Abel Head Pierce is better known as ‘Shanghai’ Pierce because, as a lad, he was reckoned to look like a Shanghai Rooster with his extraordinary height (6 feet 4 inches) and trousers that were too short for him. He had a bellowing voice that carried, this being the principal characteristic for which he was remembered. He dressed in later years in a manner bordering on the theatrical and he commissioned a statue of himself to tower over his grave before he died. He was born on Rhode Island – which he joked was too short for him – and went on to become a famous millionaire stockman in Texas.
His career involved adventures, vicissitudes, and great shrewdness. He was one of ten children and was sent at an early age to live with his uncle in Virginia, but when he was 19 he ran off and stowed away on a schooner bound for Texas. There, arriving with 75 cents in his pocket, he worked on a farm run by Bing Grimes.
Shanghai worked his first year on the farm not for wages, but for $200 worth of cattle. He was eventually given worthless cattle, all of whom died by the end of their first winter. Bing claimed he was toughening the Yankee up. Shanghai endured this and other snubs and gradually learnt the cattle business. He was so good at ‘finding’ cattle that in the Civil War he was assigned the rank of Regimental Butcher in charge of acquiring meat.

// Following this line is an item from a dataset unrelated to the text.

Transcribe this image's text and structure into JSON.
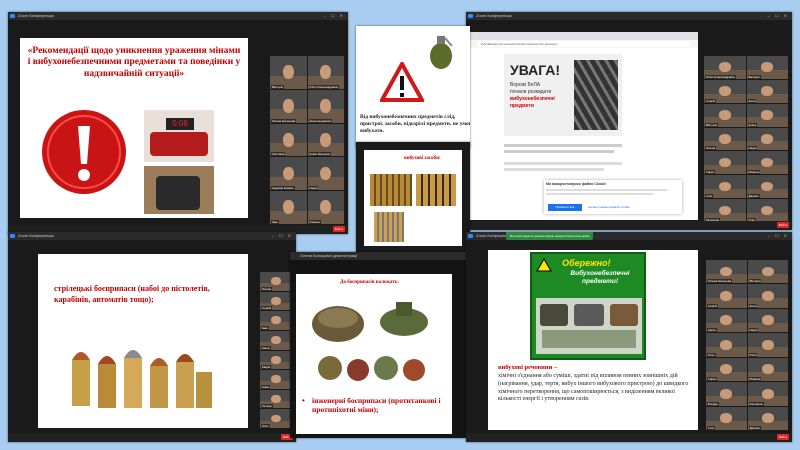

Shanghai went into business with his prudent brother Jonathan, who had joined him a while back from Rhode Island. Jonathan stayed home at the ranch and did the books, while Shanghai handled round-ups and went on the trail, driving cattle north to Kansas railheads. The brothers bought both cattle and land.

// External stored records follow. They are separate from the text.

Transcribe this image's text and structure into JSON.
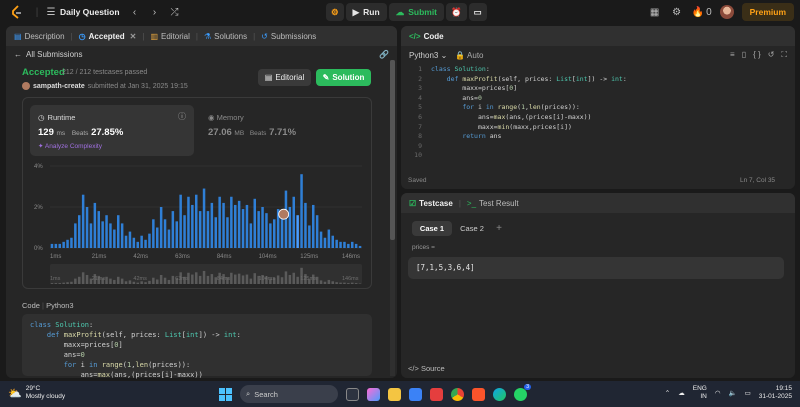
{
  "topbar": {
    "title": "Daily Question",
    "run_label": "Run",
    "submit_label": "Submit",
    "premium_label": "Premium",
    "streak_count": "0"
  },
  "left_panel": {
    "tabs": [
      {
        "label": "Description"
      },
      {
        "label": "Accepted"
      },
      {
        "label": "Editorial"
      },
      {
        "label": "Solutions"
      },
      {
        "label": "Submissions"
      }
    ],
    "all_submissions": "All Submissions",
    "status": "Accepted",
    "testcases": "212 / 212 testcases passed",
    "author": "sampath-create",
    "submitted_text": "submitted at Jan 31, 2025 19:15",
    "editorial_btn": "Editorial",
    "solution_btn": "Solution",
    "runtime": {
      "label": "Runtime",
      "value": "129",
      "unit": "ms",
      "beats_label": "Beats",
      "beats_value": "27.85%",
      "analyze": "Analyze Complexity"
    },
    "memory": {
      "label": "Memory",
      "value": "27.06",
      "unit": "MB",
      "beats_label": "Beats",
      "beats_value": "7.71%"
    },
    "code_label": "Code",
    "code_lang": "Python3",
    "code_lines": [
      "class Solution:",
      "    def maxProfit(self, prices: List[int]) -> int:",
      "        maxx=prices[0]",
      "        ans=0",
      "        for i in range(1,len(prices)):",
      "            ans=max(ans,(prices[i]-maxx))"
    ]
  },
  "chart_data": {
    "type": "bar",
    "y_ticks": [
      "4%",
      "2%",
      "0%"
    ],
    "ylim": [
      0,
      4
    ],
    "x_ticks": [
      "1ms",
      "21ms",
      "42ms",
      "63ms",
      "84ms",
      "104ms",
      "125ms",
      "146ms"
    ],
    "values": [
      0.2,
      0.2,
      0.2,
      0.3,
      0.4,
      0.5,
      1.2,
      1.6,
      2.6,
      2.0,
      1.2,
      2.2,
      1.8,
      1.3,
      1.6,
      1.2,
      0.9,
      1.6,
      1.2,
      0.6,
      0.8,
      0.5,
      0.3,
      0.6,
      0.4,
      0.7,
      1.4,
      1.0,
      2.0,
      1.4,
      0.9,
      1.8,
      1.3,
      2.6,
      1.6,
      2.5,
      2.1,
      2.6,
      1.8,
      2.9,
      1.8,
      2.2,
      1.5,
      2.5,
      2.2,
      1.5,
      2.5,
      2.1,
      2.3,
      1.9,
      2.1,
      1.2,
      2.4,
      1.8,
      2.0,
      1.7,
      1.2,
      1.4,
      1.9,
      1.5,
      2.8,
      2.0,
      2.5,
      1.6,
      3.6,
      2.2,
      1.1,
      2.1,
      1.6,
      0.8,
      0.5,
      0.9,
      0.6,
      0.4,
      0.3,
      0.3,
      0.2,
      0.3,
      0.2,
      0.1
    ],
    "highlight_index": 63
  },
  "right_panel": {
    "code_tab": "Code",
    "lang": "Python3",
    "auto_label": "Auto",
    "editor_lines": [
      "class Solution:",
      "    def maxProfit(self, prices: List[int]) -> int:",
      "        maxx=prices[0]",
      "        ans=0",
      "        for i in range(1,len(prices)):",
      "            ans=max(ans,(prices[i]-maxx))",
      "            maxx=min(maxx,prices[i])",
      "        return ans",
      "",
      ""
    ],
    "line_numbers": [
      "1",
      "2",
      "3",
      "4",
      "5",
      "6",
      "7",
      "8",
      "9",
      "10"
    ],
    "saved": "Saved",
    "cursor": "Ln 7, Col 35",
    "testcase_tab": "Testcase",
    "result_tab": "Test Result",
    "case1": "Case 1",
    "case2": "Case 2",
    "add_case": "+",
    "input_label": "prices =",
    "input_value": "[7,1,5,3,6,4]",
    "source_label": "Source"
  },
  "taskbar": {
    "temp": "29°C",
    "weather": "Mostly cloudy",
    "search": "Search",
    "lang_line1": "ENG",
    "lang_line2": "IN",
    "time": "19:15",
    "date": "31-01-2025",
    "notif_badge": "3"
  }
}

There are many stories about Shanghai Pierce both on and off the trail. One was that when cattle herds were backed up waiting to cross a swollen Red River and in danger of creating a tragedy as herds arrived and pressed from behind, he succeeded in persuading the trail bosses to move their herds back from the crossing. No doubt he made use of his prodigious voice and his authoritative persona.
Shanghai came across some cattle thieves who had been stealing cattle and slaughtering them for the tallow and hides. 400 of the cattle had his brand. He appears to have been behind the lynching of some of the thieves and was called on to testify. At this point he packed up and moved to Kansas with his young daughter – but this was also the moment at which his wife and infant son died, so his motivation is unclear. He later returned to Texas.

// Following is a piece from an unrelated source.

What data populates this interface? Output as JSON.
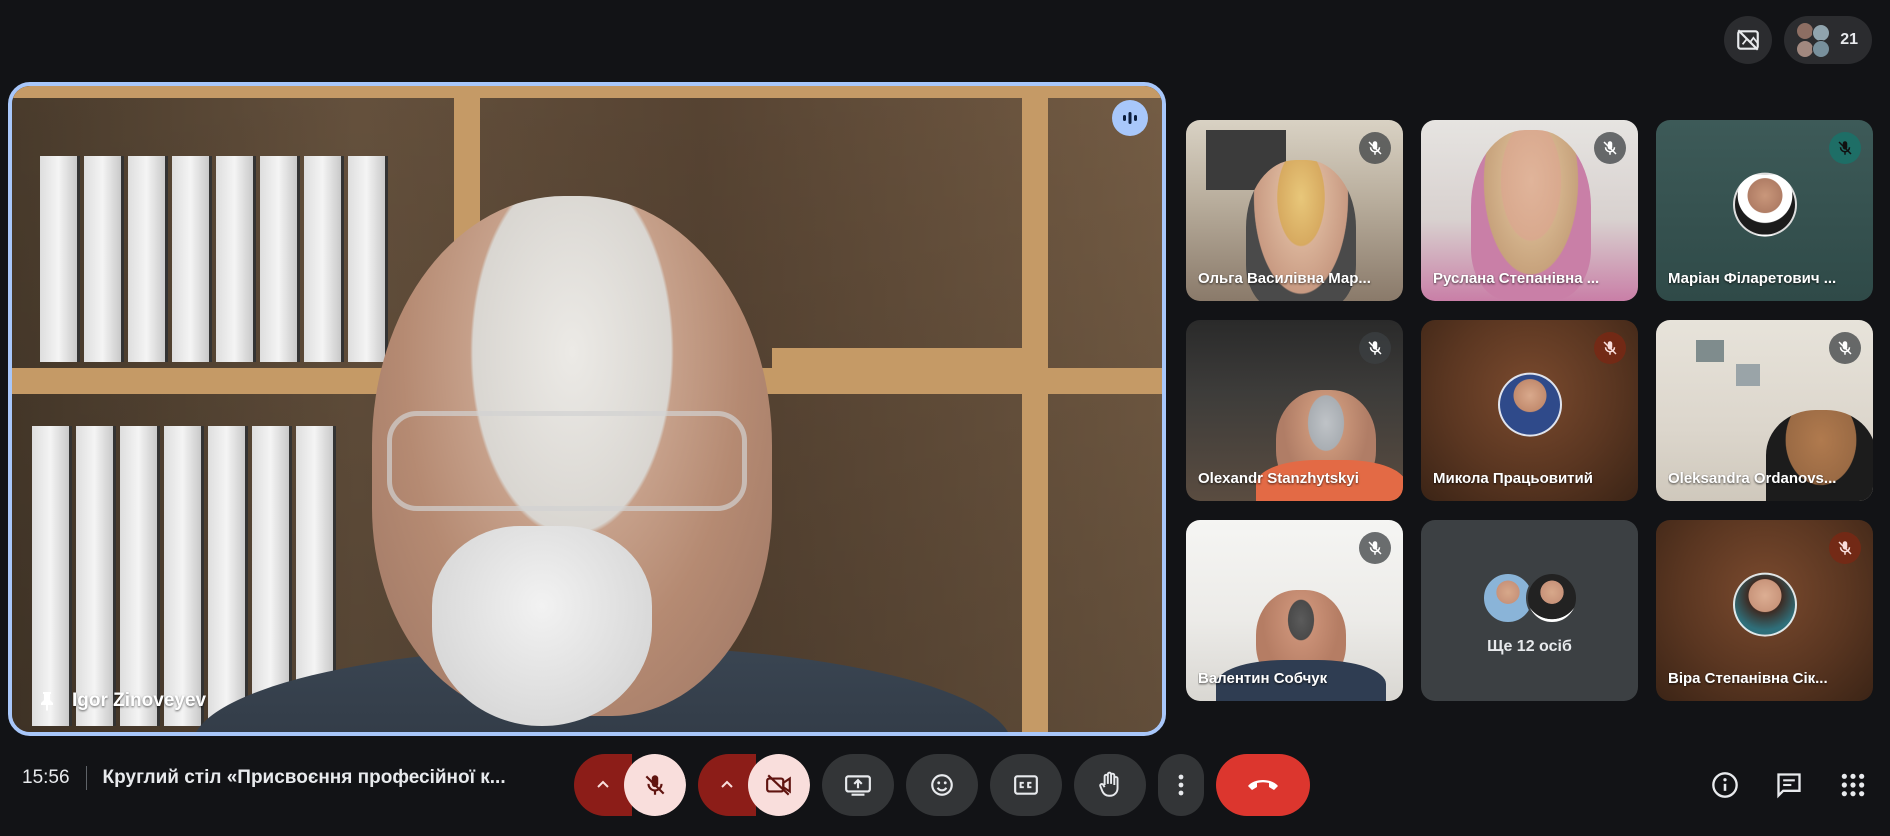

Shanghai was concerned about the cause of Texas fever. He noticed that cattle that had blood from a breed called Brahman were not susceptible to having ticks and were also not suffering from the fever, so he concluded that the scourge of the cattle industry was caused by ticks. He bought two sacred Indian cows from a travelling circus, and then 51 head of Brahman cattle from India. The ones from India were quarantined and found to have a disease carried by the tsetse fly which meant the whole herd was condemned to destruction. On appeal, 33 of the cattle were discovered to be disease-free and were allowed to be introduced to Texas where they formed the foundation stock for the Brahman breed throughout the United States.
This was one of Shanghai’s main achievements, apart from becoming a millionaire and the undisputed king of the Texas Cattle Barons. His wealth didn’t change him, however. One of his epitaphs said:
“He was as uncouth as the cattle he drove, but with all his blustering ways, there was no harm in him. He was, at heart, one of the best men in this or any other land.”